**WORK ORDER:**
Go through the data and count the lines holding the string "heading". Write only the number.

**DATASET ENTRIES:**
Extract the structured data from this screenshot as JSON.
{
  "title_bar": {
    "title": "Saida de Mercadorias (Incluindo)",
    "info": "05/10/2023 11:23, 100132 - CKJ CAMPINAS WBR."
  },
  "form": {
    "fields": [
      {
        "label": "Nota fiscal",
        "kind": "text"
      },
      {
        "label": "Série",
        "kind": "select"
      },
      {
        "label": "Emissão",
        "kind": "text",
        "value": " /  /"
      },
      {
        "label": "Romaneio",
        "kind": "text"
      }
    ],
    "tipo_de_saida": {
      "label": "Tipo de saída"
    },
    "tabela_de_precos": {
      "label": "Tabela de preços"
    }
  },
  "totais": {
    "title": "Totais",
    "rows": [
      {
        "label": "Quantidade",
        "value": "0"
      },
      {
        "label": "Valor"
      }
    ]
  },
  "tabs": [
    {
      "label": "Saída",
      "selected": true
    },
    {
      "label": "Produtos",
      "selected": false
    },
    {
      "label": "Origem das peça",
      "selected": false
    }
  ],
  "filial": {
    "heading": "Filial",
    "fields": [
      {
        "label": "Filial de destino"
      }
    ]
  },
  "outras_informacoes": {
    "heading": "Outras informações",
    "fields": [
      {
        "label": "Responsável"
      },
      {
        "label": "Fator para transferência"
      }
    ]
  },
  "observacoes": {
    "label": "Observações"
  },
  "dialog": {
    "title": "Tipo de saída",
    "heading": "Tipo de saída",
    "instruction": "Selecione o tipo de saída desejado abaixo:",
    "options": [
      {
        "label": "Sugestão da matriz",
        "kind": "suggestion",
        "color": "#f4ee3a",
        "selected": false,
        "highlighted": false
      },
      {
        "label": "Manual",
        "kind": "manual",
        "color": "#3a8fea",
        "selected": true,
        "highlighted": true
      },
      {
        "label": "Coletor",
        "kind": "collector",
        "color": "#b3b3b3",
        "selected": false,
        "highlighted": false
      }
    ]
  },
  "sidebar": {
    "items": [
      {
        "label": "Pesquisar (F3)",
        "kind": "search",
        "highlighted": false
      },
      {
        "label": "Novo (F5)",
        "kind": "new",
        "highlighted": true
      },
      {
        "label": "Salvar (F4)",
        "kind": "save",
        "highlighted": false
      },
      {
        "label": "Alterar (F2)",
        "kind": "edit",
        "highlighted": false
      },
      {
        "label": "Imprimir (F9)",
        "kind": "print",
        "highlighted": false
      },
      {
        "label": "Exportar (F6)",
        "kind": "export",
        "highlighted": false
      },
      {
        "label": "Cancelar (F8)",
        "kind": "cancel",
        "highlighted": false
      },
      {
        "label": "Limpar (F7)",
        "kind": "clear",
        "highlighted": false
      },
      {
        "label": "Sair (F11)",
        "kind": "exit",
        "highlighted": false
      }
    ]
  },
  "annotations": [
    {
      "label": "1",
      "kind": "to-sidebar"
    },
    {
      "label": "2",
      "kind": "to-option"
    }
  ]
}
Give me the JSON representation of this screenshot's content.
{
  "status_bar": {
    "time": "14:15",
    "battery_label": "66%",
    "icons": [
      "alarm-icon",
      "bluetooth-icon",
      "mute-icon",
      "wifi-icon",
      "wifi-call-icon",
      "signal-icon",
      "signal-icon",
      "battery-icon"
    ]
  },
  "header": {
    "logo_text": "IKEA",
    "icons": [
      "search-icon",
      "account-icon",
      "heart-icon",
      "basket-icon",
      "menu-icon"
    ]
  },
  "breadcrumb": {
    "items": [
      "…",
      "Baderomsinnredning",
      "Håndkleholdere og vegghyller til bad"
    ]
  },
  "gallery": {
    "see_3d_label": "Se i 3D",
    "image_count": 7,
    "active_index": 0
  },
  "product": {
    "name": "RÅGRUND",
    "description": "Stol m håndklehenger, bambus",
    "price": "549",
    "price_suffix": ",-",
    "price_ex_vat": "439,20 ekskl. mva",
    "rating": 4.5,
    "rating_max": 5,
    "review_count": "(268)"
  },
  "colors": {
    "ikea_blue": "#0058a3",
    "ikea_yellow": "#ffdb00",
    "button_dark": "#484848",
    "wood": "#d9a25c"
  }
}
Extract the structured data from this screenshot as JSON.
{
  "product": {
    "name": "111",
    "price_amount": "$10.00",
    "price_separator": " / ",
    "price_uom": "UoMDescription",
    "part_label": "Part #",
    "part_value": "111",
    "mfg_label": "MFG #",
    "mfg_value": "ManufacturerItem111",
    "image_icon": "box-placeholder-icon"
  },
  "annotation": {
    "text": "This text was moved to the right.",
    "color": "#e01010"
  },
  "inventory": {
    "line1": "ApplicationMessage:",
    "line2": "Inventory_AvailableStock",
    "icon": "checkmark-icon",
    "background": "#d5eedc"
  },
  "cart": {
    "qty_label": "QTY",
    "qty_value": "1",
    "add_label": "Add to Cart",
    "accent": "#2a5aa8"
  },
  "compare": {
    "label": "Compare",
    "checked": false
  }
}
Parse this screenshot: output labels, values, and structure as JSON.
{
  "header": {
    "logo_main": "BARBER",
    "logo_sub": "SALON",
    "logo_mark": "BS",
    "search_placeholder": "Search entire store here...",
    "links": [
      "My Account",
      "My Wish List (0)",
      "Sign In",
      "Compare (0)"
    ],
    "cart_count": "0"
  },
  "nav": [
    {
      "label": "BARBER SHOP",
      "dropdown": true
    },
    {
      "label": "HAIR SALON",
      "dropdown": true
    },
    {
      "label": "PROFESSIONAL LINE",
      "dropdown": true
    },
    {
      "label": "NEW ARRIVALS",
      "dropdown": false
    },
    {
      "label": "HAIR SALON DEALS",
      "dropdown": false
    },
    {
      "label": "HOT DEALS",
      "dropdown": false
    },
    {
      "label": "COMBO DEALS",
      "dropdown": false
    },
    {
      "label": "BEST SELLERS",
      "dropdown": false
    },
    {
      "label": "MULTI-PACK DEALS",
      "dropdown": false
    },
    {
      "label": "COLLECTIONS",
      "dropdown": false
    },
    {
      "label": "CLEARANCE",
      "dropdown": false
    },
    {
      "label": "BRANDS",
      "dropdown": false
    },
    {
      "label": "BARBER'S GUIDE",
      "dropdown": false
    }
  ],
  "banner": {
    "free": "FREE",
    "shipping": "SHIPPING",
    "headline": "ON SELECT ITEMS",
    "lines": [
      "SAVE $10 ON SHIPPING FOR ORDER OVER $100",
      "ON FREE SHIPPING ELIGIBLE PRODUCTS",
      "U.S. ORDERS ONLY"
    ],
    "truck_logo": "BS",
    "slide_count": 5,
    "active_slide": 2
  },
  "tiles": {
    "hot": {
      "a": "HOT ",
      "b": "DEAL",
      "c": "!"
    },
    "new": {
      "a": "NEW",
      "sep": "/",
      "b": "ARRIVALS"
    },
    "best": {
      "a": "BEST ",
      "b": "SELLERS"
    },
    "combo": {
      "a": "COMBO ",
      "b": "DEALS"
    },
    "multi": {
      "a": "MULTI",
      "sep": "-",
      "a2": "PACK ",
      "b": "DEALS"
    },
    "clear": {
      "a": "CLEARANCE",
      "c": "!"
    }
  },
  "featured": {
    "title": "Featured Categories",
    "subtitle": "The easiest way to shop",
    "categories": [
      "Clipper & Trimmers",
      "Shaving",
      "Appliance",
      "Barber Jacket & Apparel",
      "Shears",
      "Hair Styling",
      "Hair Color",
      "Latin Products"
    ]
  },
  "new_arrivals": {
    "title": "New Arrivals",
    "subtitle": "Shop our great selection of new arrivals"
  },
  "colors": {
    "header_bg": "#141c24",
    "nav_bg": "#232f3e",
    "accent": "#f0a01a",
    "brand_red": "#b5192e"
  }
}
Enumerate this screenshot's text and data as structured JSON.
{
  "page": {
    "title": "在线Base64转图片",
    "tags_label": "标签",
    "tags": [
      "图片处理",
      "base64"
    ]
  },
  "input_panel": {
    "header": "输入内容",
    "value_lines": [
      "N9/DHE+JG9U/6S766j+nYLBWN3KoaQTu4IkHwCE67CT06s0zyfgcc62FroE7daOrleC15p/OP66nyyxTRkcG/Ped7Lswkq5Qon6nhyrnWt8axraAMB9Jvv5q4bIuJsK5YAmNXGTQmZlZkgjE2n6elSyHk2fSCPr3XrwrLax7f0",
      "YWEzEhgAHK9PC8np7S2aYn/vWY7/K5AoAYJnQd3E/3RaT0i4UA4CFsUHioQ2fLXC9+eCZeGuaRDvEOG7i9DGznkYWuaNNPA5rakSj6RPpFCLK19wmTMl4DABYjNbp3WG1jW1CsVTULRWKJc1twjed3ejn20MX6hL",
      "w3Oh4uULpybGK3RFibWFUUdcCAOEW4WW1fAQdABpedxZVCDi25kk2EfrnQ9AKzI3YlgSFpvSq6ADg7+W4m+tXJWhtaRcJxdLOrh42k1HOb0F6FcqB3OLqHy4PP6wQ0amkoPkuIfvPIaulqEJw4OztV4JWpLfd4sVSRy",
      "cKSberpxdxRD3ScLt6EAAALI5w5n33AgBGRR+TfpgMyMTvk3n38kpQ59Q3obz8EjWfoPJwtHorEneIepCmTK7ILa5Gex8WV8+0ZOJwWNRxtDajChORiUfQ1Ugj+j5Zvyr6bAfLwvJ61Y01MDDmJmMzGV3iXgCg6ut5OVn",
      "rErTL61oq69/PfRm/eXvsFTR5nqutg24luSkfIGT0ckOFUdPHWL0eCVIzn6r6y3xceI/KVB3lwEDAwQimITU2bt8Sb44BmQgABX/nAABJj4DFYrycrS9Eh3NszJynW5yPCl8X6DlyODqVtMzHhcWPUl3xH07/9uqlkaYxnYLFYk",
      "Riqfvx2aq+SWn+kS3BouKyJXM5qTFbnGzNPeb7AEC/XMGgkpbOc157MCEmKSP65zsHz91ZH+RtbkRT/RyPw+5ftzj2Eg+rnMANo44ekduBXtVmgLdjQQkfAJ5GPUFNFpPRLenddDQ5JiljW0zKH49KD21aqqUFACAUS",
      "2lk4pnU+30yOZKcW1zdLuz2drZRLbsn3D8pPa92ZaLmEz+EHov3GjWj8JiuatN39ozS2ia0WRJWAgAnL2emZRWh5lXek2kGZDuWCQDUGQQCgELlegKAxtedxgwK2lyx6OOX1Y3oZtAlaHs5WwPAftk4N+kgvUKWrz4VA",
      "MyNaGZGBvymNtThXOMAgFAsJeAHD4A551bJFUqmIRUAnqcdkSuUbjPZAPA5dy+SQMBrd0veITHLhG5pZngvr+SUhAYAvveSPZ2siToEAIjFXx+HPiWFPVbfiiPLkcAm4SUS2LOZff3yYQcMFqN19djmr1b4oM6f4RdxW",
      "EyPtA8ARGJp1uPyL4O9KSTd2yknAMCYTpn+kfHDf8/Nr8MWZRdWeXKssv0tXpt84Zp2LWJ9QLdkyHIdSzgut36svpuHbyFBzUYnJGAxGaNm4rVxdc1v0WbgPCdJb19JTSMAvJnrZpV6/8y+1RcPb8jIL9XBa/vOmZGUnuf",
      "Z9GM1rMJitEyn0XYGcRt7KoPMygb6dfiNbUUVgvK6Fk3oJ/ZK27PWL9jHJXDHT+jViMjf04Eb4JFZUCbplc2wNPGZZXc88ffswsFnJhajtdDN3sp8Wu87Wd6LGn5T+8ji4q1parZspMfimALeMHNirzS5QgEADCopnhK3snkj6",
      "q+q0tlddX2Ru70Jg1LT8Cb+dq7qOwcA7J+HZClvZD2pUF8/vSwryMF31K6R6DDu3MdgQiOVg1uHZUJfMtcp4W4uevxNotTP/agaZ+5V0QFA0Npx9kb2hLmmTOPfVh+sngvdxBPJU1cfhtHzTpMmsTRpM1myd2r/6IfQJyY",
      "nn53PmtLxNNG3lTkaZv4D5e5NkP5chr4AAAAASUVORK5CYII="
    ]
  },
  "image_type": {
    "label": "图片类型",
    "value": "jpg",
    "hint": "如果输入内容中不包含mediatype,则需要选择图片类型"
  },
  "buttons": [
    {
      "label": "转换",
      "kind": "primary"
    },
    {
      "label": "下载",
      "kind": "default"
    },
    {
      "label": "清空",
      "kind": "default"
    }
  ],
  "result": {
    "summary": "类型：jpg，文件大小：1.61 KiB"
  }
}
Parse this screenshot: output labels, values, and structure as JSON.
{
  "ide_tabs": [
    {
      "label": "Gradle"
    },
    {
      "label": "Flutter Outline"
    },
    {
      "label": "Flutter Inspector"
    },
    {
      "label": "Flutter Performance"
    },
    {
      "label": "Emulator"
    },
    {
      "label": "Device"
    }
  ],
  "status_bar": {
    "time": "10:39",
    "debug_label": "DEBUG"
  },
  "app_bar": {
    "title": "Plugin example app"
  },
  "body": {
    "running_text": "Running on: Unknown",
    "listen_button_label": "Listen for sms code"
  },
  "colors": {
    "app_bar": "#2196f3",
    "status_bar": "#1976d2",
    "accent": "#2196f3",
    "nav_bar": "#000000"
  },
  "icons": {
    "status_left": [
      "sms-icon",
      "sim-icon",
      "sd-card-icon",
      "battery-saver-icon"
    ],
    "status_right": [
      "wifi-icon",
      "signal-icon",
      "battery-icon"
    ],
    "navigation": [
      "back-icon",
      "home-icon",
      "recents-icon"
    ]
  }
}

**RESPONSE:**
3